While only nine of the 29 recruits currently committed to New York City mid-majors are playing high school basketball in the state, that number is pretty deceiving about how well schools are mining the talent base of the city. Take a deeper look and see just what some schools are doing to revive and build their programs.
Last season Hofstra went 21-12 and played in the CBI in Mo Cassara’s first season. But he had some help, senior Charles Jenkins. The dynamite 6’3 guard from Queens was the driver behind the Pride’s offense for the past four seasons. He averaged 22.6 points per game last season. Now begins life after Jenkins.
How is Hofstra going to deal with that loss? It’s certainly not going to be easy.
It appears that the NCAA Tournament is going to lose one of it’s official stalwarts as Gus Johnson and CBS have been unable to come to a deal. That means no more of “Rise and Fire” or any of the other magical moments we’ve had since he started calling tournament games for CBS in 1996.
Not all numbers are created equal. While there are a number of widely accepted methods of figuring out which teams are the best in college basketball, not even they completely agree. Statisticians like Ken Pomeroy and Ken Massey lead the way, but the College Basketball Rankings Comparison page lists 42 different ones.

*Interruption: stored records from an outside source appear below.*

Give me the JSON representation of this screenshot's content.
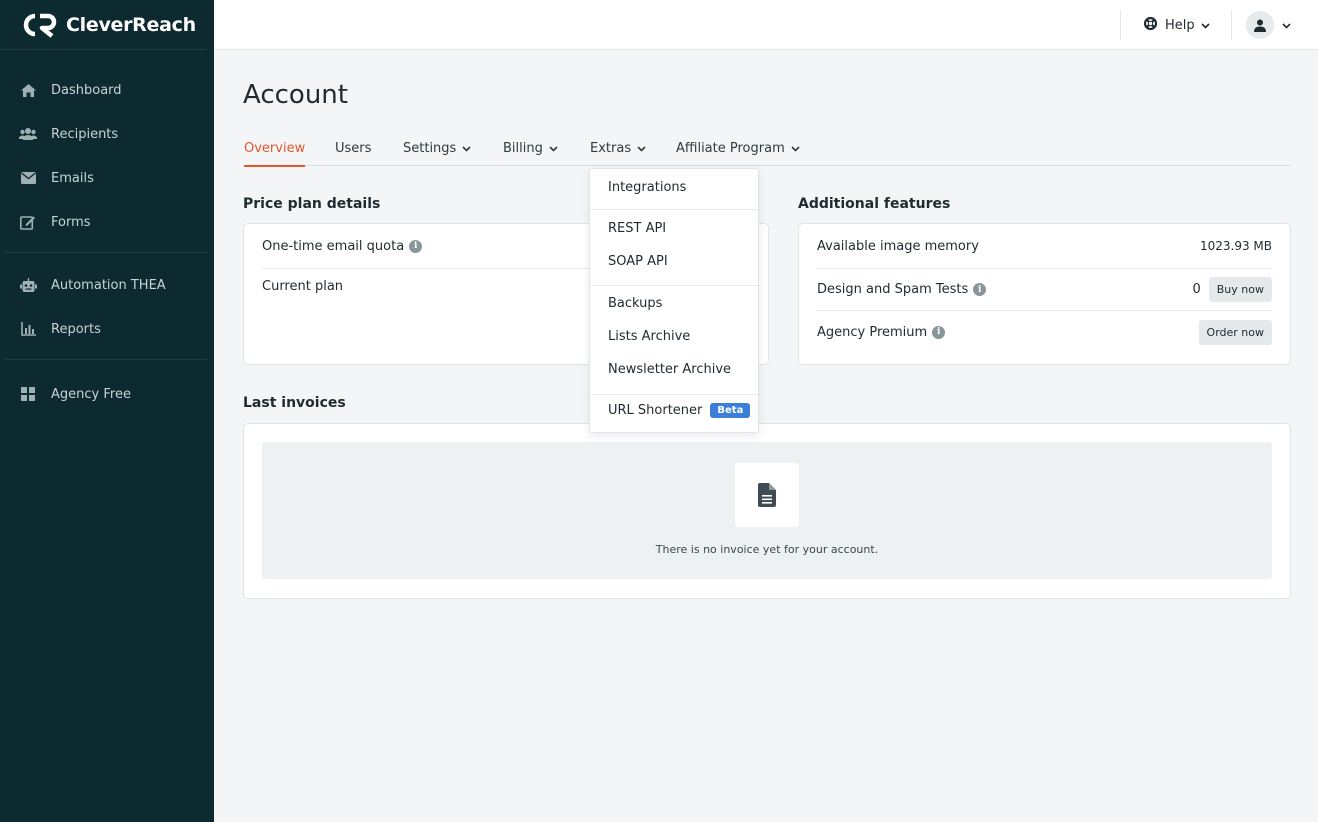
{
  "brand": {
    "name": "CleverReach",
    "accent": "#e4572e",
    "sidebar_bg": "#0c2a2f"
  },
  "sidebar": {
    "items": [
      {
        "label": "Dashboard",
        "icon": "home-icon"
      },
      {
        "label": "Recipients",
        "icon": "users-icon"
      },
      {
        "label": "Emails",
        "icon": "envelope-icon"
      },
      {
        "label": "Forms",
        "icon": "edit-icon"
      },
      {
        "label": "Automation THEA",
        "icon": "robot-icon"
      },
      {
        "label": "Reports",
        "icon": "chart-icon"
      },
      {
        "label": "Agency Free",
        "icon": "grid-icon"
      }
    ]
  },
  "topbar": {
    "help_label": "Help"
  },
  "page": {
    "title": "Account"
  },
  "tabs": [
    {
      "label": "Overview",
      "active": true
    },
    {
      "label": "Users"
    },
    {
      "label": "Settings"
    },
    {
      "label": "Billing"
    },
    {
      "label": "Extras"
    },
    {
      "label": "Affiliate Program"
    }
  ],
  "price_plan": {
    "title": "Price plan details",
    "rows": [
      {
        "label": "One-time email quota"
      },
      {
        "label": "Current plan"
      }
    ]
  },
  "additional": {
    "title": "Additional features",
    "rows": [
      {
        "label": "Available image memory",
        "value": "1023.93 MB"
      },
      {
        "label": "Design and Spam Tests",
        "value": "0",
        "button": "Buy now"
      },
      {
        "label": "Agency Premium",
        "button": "Order now"
      }
    ]
  },
  "invoices": {
    "title": "Last invoices",
    "empty_text": "There is no invoice yet for your account."
  },
  "extras_menu": {
    "items": [
      {
        "label": "Integrations"
      },
      {
        "label": "REST API"
      },
      {
        "label": "SOAP API"
      },
      {
        "label": "Backups"
      },
      {
        "label": "Lists Archive"
      },
      {
        "label": "Newsletter Archive"
      },
      {
        "label": "URL Shortener",
        "badge": "Beta"
      }
    ]
  }
}
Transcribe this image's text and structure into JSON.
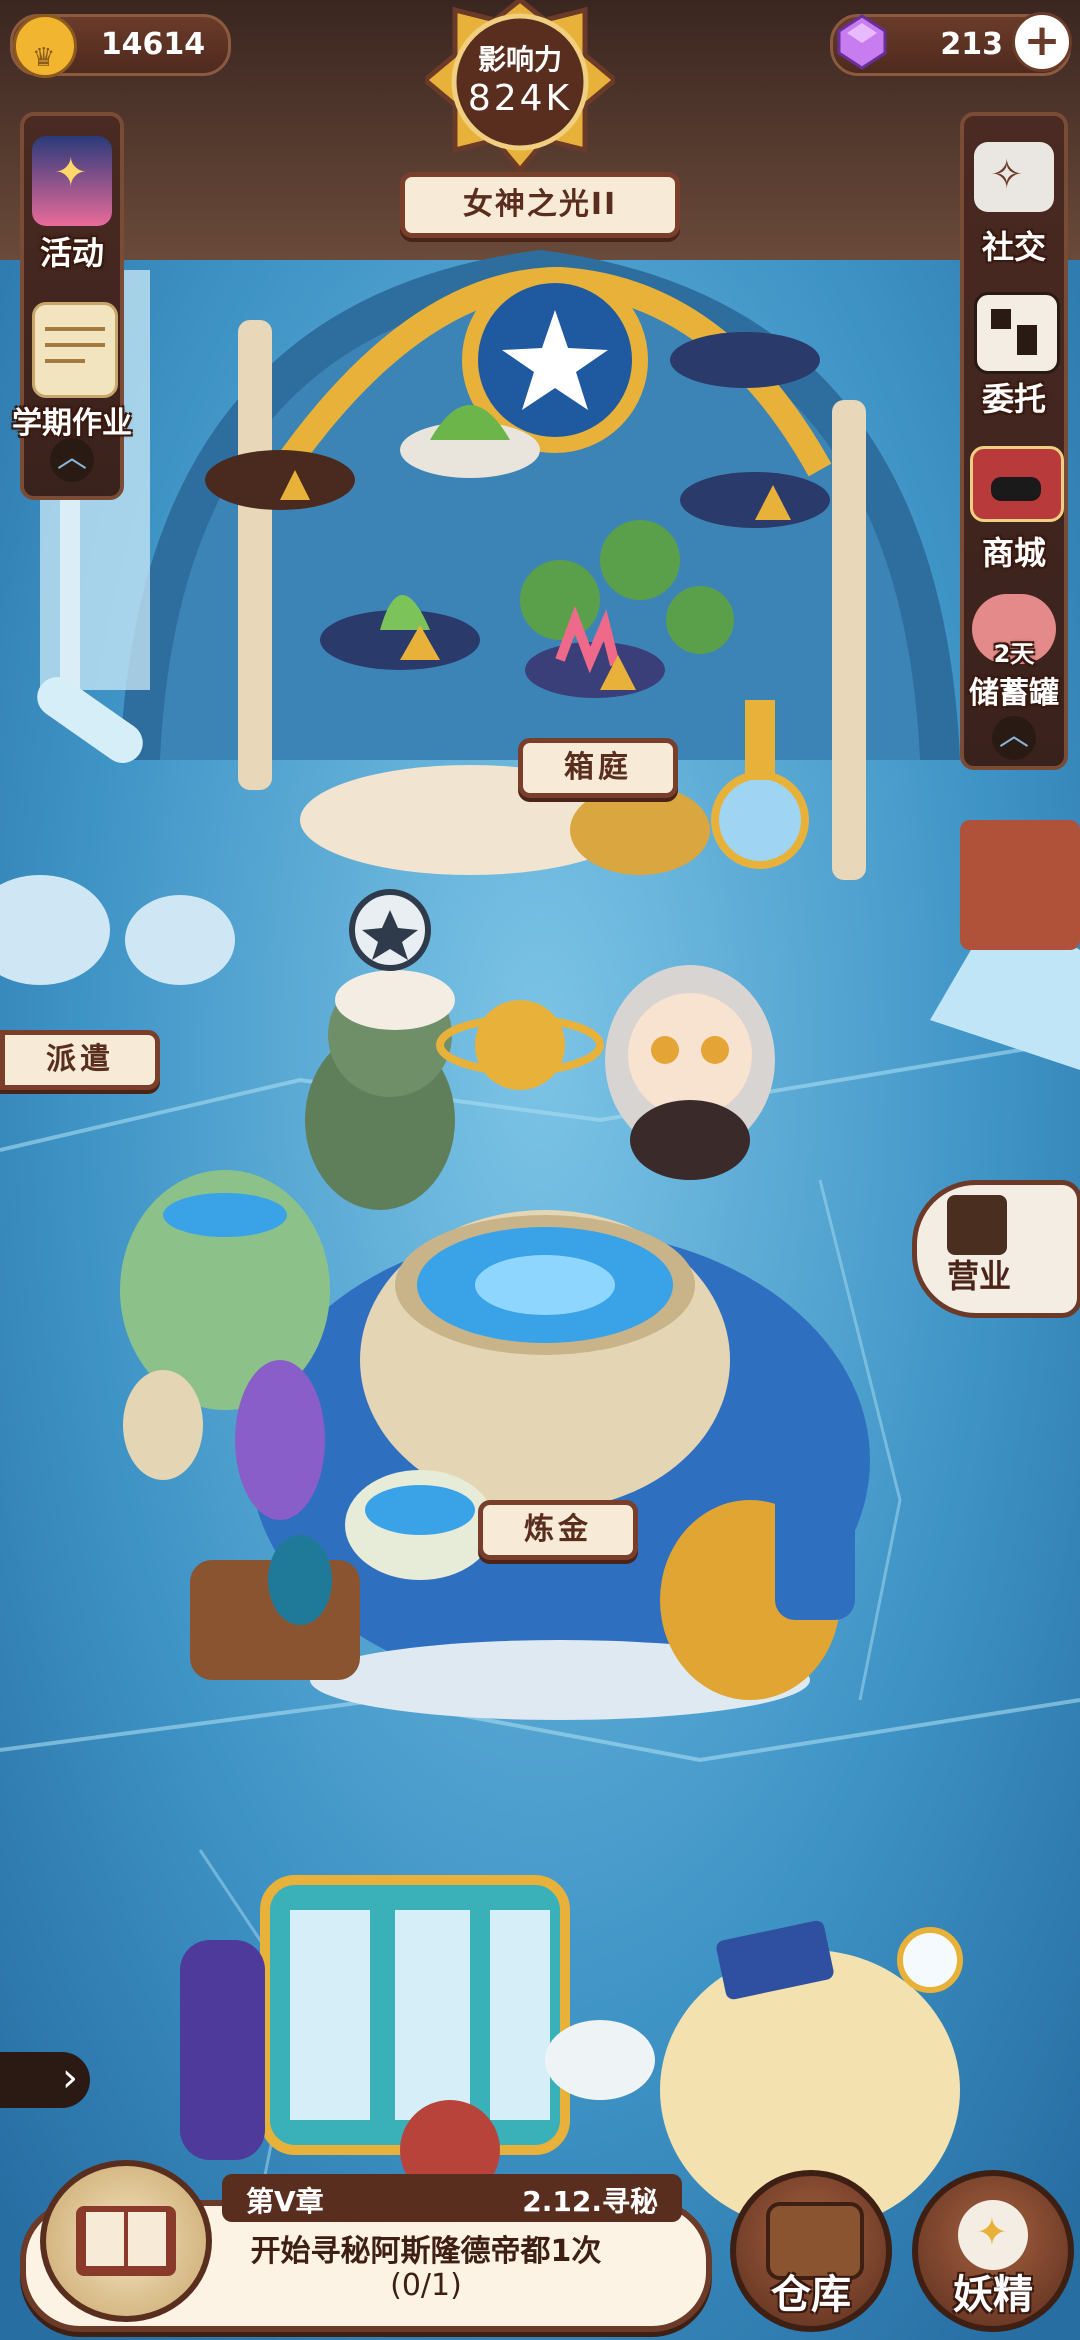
{
  "top_bar": {
    "coins": "14614",
    "gems": "213",
    "influence_label": "影响力",
    "influence_value": "824K",
    "title_plaque": "女神之光II"
  },
  "left_menu": {
    "items": [
      {
        "label": "活动",
        "icon": "fireworks-icon"
      },
      {
        "label": "学期作业",
        "icon": "scroll-icon"
      }
    ]
  },
  "right_menu": {
    "items": [
      {
        "label": "社交",
        "icon": "social-icon"
      },
      {
        "label": "委托",
        "icon": "commission-icon"
      },
      {
        "label": "商城",
        "icon": "shop-icon"
      },
      {
        "label": "储蓄罐",
        "icon": "piggy-bank-icon",
        "badge": "2天"
      }
    ]
  },
  "scene": {
    "garden_label": "箱庭",
    "dispatch_label": "派遣",
    "alchemy_label": "炼金",
    "business_label": "营业"
  },
  "quest": {
    "chapter": "第V章",
    "quest_id": "2.12.寻秘",
    "description": "开始寻秘阿斯隆德帝都1次",
    "progress": "(0/1)"
  },
  "bottom_buttons": {
    "warehouse": "仓库",
    "fairy": "妖精"
  },
  "colors": {
    "ice": "#3e8fc0",
    "wood": "#5a2e1e",
    "parchment": "#f7ead6",
    "gold": "#e8b23a"
  }
}
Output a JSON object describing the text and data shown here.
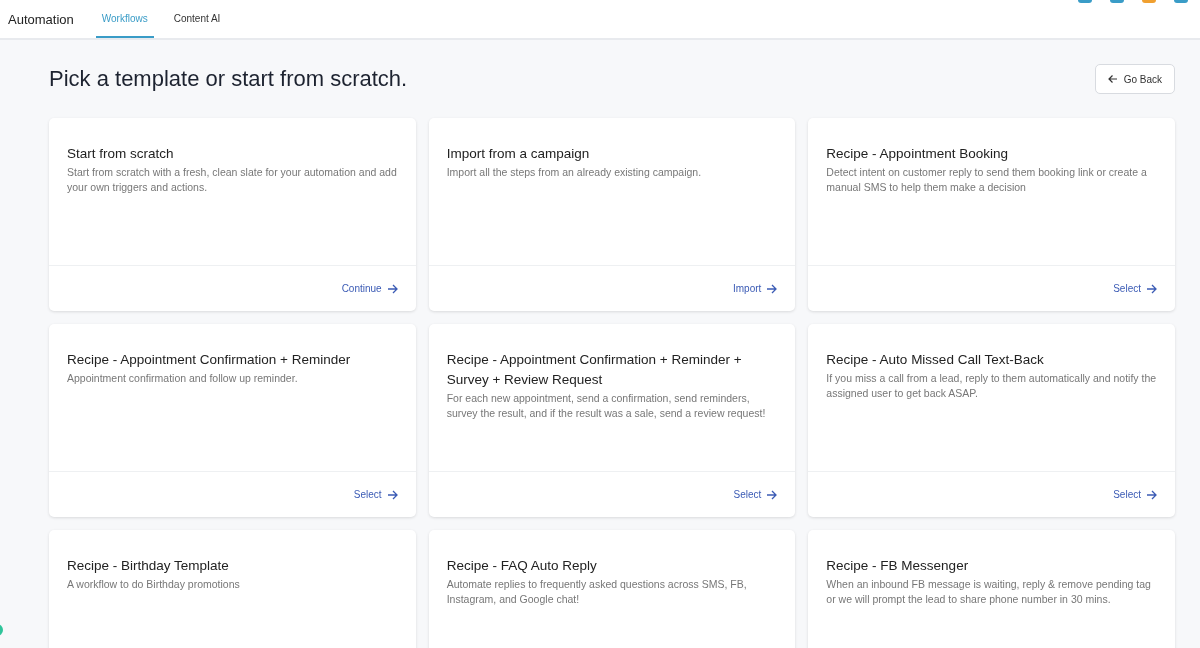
{
  "header": {
    "title": "Automation",
    "tabs": [
      {
        "label": "Workflows",
        "selected": true
      },
      {
        "label": "Content AI",
        "selected": false
      }
    ]
  },
  "page": {
    "heading": "Pick a template or start from scratch.",
    "back_button": "Go Back"
  },
  "templates": [
    {
      "title": "Start from scratch",
      "description": "Start from scratch with a fresh, clean slate for your automation and add your own triggers and actions.",
      "action": "Continue"
    },
    {
      "title": "Import from a campaign",
      "description": "Import all the steps from an already existing campaign.",
      "action": "Import"
    },
    {
      "title": "Recipe - Appointment Booking",
      "description": "Detect intent on customer reply to send them booking link or create a manual SMS to help them make a decision",
      "action": "Select"
    },
    {
      "title": "Recipe - Appointment Confirmation + Reminder",
      "description": "Appointment confirmation and follow up reminder.",
      "action": "Select"
    },
    {
      "title": "Recipe - Appointment Confirmation + Reminder + Survey + Review Request",
      "description": "For each new appointment, send a confirmation, send reminders, survey the result, and if the result was a sale, send a review request!",
      "action": "Select"
    },
    {
      "title": "Recipe - Auto Missed Call Text-Back",
      "description": "If you miss a call from a lead, reply to them automatically and notify the assigned user to get back ASAP.",
      "action": "Select"
    },
    {
      "title": "Recipe - Birthday Template",
      "description": "A workflow to do Birthday promotions"
    },
    {
      "title": "Recipe - FAQ Auto Reply",
      "description": "Automate replies to frequently asked questions across SMS, FB, Instagram, and Google chat!"
    },
    {
      "title": "Recipe - FB Messenger",
      "description": "When an inbound FB message is waiting, reply & remove pending tag or we will prompt the lead to share phone number in 30 mins."
    }
  ]
}
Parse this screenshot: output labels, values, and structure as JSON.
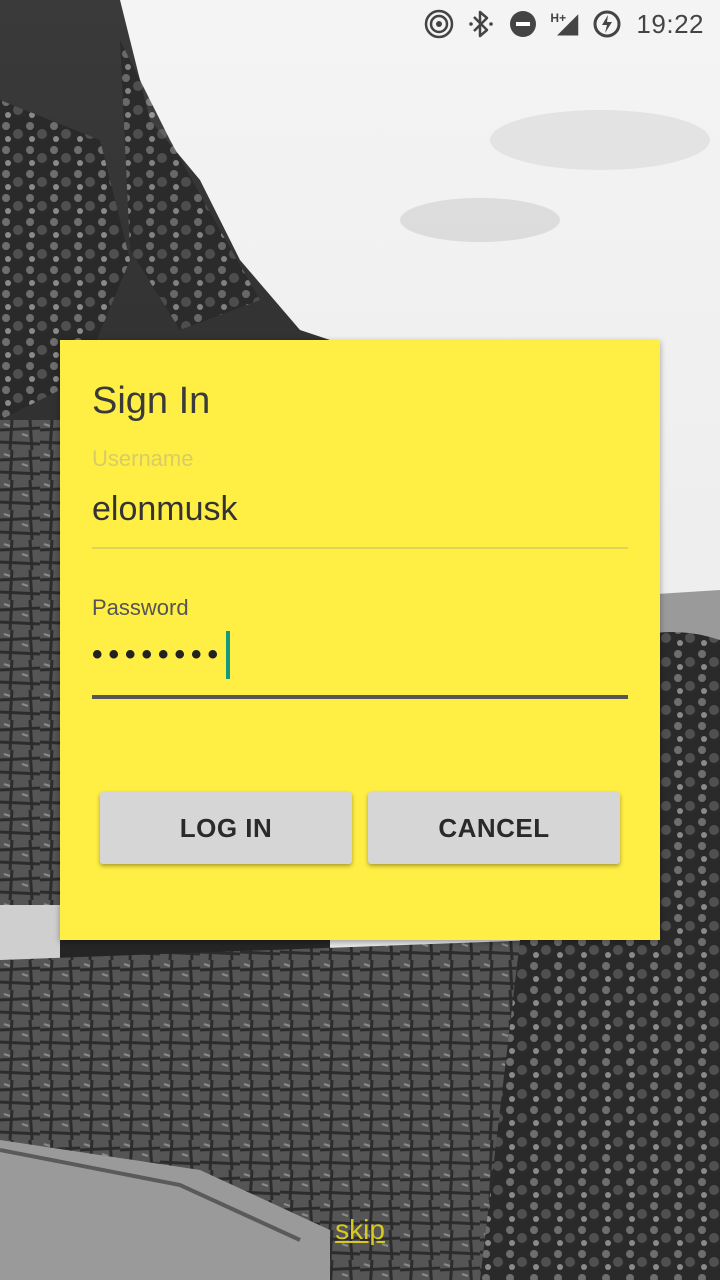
{
  "status_bar": {
    "time": "19:22",
    "icons": [
      "hotspot-icon",
      "bluetooth-icon",
      "do-not-disturb-icon",
      "signal-icon",
      "battery-charging-icon"
    ],
    "network_type": "H+"
  },
  "dialog": {
    "title": "Sign In",
    "username": {
      "label": "Username",
      "value": "elonmusk"
    },
    "password": {
      "label": "Password",
      "masked_value": "••••••••"
    },
    "buttons": {
      "login": "LOG IN",
      "cancel": "CANCEL"
    },
    "background_color": "#ffee44",
    "accent_color": "#129a7a"
  },
  "skip_link": "skip"
}
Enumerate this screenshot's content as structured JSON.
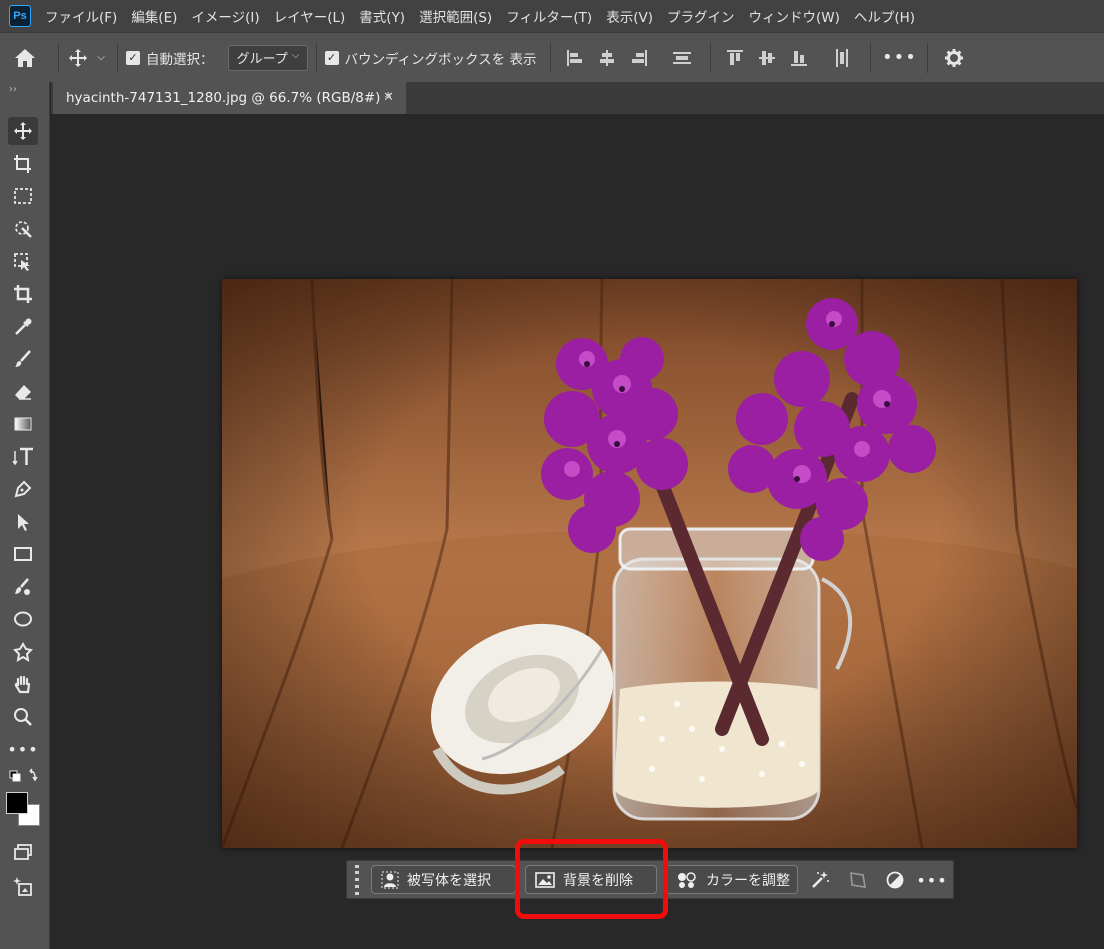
{
  "app": {
    "logo": "Ps"
  },
  "menu": [
    "ファイル(F)",
    "編集(E)",
    "イメージ(I)",
    "レイヤー(L)",
    "書式(Y)",
    "選択範囲(S)",
    "フィルター(T)",
    "表示(V)",
    "プラグイン",
    "ウィンドウ(W)",
    "ヘルプ(H)"
  ],
  "options": {
    "auto_select_label": "自動選択：",
    "auto_select_value": "グループ",
    "bounding_box_label": "バウンディングボックスを 表示"
  },
  "document": {
    "tab_title": "hyacinth-747131_1280.jpg @ 66.7% (RGB/8#) *"
  },
  "taskbar": {
    "select_subject": "被写体を選択",
    "remove_background": "背景を削除",
    "adjust_color": "カラーを調整"
  },
  "colors": {
    "highlight": "#f20d0d",
    "accent": "#31a8ff",
    "foreground": "#000000",
    "background": "#ffffff"
  },
  "icons": [
    "home-icon",
    "move-icon",
    "artboard-icon",
    "marquee-icon",
    "quick-select-icon",
    "frame-icon",
    "crop-icon",
    "eyedropper-icon",
    "brush-icon",
    "eraser-icon",
    "gradient-icon",
    "type-icon",
    "pen-icon",
    "path-select-icon",
    "rectangle-icon",
    "spot-heal-icon",
    "ellipse-icon",
    "puppet-icon",
    "hand-icon",
    "zoom-icon",
    "more-icon",
    "gear-icon"
  ]
}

Some are tempo-free, others are based on human intuition. They’re all some sort of ranking of the 345 teams in Division I college basketball (or some subset of that group). Good luck figuring out which one is right.
It’s not often you get fired and actually end up coaching a better team, but that’s exactly what happened to Paul Hewitt. After finishing 13-18 (5-11 in the ACC) Hewitt was relieved of his duties at Georgia Tech. Still, he managed to land on his feet with a sweet gig at George Mason after Jim Larranaga left for Miami.
Hewitt was known at Tech for underachieving teams. It might seem odd then that he was chosen to lead a Patriots team that is expected to be in the Top 25 in the nation next season.
The field for the Puerto Rico Tip-Off has officially been set and it includes five teams that played in either the NCAA Tournament or NIT last season. Iona isn’t one of them, but the Gaels will still have a good shot at taking home the tournament title on November 20.
Many of the other teams in the tournament have to replace key pieces. Purdue will be without both E’Twaun Moore and JaJuan Johnson next season and those two players used over 50% of Purdue’s possessions last season. Colorado’s Alec Burks, who used a whopping 32.2% of the Buffaloes’ possessions last season when he was on the court, looks to be headed to the NBA.
Congrats to Hofstra’s Charles Jenkins. He picked up another today with the announcement of the Haggerty Award, which goes to the player of the year in the New York metropolitan area. (Which means it includes the major conference guys as well.)
It was Jenkins’ third straight season winning the award. I guess he’ll have to give it up to someone else next season. (Since he’s graduating at all.)
Recruiting is picking up steam at the moment and Justin D. Young over at the National Hoops Report recently posted a list of the top incoming players for each conference.
It’s an entertaining undertaking that probably took quite a bit of research for a few conferences where you won’t find McDonald’s All-Americans or even Top 100 recruits via any service. None of the NYC schools were represented, but here are some talented freshman that will be playing for the visiting teams next season.
Unlike say college football where schedules are set years in advance, scheduling for the next season in college basketball takes place mostly on the fly once seasons have ended. One place schools can go to speed up the process is Basketball Travelers. It’s been compared to a college basketball Craigslist, but it basically is a place for schools to post if they have specifics dates or games they’re looking to fill.